- _TASK PROMPT_: When a line of the records below contains the string "kind", copy that whole line.

(LISTED ENTRIES begins)

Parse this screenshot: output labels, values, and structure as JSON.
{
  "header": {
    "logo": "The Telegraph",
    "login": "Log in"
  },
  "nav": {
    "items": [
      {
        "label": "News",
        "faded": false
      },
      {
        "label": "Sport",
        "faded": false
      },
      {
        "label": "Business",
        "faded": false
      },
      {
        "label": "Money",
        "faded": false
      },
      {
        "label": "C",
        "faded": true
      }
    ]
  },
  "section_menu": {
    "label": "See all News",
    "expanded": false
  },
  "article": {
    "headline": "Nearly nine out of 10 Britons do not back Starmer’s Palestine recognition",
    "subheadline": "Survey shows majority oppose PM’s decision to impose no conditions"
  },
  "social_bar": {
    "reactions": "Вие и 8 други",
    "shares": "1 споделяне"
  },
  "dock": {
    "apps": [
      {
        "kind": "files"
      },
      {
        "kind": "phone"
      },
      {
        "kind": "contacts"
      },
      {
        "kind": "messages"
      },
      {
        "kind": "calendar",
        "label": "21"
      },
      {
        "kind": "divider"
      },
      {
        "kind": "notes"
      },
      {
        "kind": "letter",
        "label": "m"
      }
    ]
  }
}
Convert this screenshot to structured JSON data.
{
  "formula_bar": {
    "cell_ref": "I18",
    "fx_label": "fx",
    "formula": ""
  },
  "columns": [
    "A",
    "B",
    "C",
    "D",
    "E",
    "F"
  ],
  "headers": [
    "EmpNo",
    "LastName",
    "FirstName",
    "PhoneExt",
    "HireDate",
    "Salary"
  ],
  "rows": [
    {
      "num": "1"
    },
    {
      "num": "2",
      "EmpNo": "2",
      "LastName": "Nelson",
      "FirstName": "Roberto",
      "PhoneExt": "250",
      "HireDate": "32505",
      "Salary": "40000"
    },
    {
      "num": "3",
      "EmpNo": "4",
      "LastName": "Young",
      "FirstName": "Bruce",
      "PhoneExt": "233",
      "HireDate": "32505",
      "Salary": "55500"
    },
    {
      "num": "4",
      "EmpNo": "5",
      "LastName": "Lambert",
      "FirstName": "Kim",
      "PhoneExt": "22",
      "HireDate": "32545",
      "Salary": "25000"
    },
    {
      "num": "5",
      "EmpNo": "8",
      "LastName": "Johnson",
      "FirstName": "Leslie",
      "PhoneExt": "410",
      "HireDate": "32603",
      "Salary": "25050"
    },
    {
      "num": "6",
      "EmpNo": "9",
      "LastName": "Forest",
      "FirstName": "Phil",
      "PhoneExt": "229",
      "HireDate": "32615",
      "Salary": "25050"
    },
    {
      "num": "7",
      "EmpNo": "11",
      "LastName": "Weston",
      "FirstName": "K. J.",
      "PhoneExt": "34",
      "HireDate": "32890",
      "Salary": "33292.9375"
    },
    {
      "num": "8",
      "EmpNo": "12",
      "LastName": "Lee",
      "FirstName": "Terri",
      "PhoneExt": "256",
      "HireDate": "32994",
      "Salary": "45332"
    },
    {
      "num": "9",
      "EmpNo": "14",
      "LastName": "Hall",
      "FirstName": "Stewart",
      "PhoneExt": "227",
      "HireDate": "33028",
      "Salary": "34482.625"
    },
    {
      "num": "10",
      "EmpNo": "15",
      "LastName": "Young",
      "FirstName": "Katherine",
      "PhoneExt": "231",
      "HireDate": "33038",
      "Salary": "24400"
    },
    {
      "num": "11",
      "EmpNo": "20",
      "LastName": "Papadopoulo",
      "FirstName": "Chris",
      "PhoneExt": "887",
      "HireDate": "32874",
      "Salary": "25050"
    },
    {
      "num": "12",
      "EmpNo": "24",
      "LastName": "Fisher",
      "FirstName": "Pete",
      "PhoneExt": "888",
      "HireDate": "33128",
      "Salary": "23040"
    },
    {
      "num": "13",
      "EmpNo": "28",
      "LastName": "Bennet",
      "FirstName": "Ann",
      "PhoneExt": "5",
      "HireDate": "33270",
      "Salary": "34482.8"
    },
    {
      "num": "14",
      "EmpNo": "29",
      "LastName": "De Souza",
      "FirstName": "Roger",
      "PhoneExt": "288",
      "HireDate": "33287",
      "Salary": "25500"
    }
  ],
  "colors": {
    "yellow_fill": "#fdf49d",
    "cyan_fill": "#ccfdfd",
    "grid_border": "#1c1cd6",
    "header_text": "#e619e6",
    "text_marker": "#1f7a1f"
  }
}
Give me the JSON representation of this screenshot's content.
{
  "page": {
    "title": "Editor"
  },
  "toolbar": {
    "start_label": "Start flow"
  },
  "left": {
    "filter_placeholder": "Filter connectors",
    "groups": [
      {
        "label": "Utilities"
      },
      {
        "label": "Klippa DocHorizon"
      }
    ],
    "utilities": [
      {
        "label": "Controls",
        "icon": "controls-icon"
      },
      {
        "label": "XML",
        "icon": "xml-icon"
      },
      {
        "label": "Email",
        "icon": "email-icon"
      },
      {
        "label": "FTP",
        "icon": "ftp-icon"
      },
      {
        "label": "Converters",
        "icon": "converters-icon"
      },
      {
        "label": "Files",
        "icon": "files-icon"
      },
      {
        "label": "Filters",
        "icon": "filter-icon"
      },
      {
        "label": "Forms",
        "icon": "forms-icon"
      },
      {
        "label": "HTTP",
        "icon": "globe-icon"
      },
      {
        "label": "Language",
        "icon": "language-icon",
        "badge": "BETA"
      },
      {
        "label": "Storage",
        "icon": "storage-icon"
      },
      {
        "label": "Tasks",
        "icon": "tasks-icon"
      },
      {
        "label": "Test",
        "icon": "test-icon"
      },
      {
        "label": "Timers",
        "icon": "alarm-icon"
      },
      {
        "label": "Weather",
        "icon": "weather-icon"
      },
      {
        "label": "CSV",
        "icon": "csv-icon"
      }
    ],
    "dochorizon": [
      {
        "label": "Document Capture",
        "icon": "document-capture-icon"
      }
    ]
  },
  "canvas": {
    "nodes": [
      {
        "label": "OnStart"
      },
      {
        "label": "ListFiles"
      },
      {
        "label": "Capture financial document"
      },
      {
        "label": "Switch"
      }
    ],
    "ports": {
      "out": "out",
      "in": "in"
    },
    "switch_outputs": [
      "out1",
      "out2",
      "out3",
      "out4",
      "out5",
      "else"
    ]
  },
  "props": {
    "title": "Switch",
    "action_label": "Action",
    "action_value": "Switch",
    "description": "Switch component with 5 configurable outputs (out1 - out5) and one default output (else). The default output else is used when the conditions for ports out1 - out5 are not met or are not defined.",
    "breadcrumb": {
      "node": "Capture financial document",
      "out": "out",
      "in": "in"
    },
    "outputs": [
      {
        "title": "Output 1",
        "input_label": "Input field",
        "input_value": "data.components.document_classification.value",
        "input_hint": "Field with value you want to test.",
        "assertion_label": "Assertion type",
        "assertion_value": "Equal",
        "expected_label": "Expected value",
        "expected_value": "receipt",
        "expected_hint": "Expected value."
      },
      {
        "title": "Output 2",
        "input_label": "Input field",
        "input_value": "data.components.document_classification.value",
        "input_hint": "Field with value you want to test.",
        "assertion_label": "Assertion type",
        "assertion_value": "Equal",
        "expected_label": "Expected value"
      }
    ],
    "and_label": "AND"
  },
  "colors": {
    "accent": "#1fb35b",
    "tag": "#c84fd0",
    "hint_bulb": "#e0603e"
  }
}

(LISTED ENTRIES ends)

- _PROBLEM SOLUTION_:
        "kind": "files"
        "kind": "phone"
        "kind": "contacts"
        "kind": "messages"
        "kind": "calendar",
        "kind": "divider"
        "kind": "notes"
        "kind": "letter",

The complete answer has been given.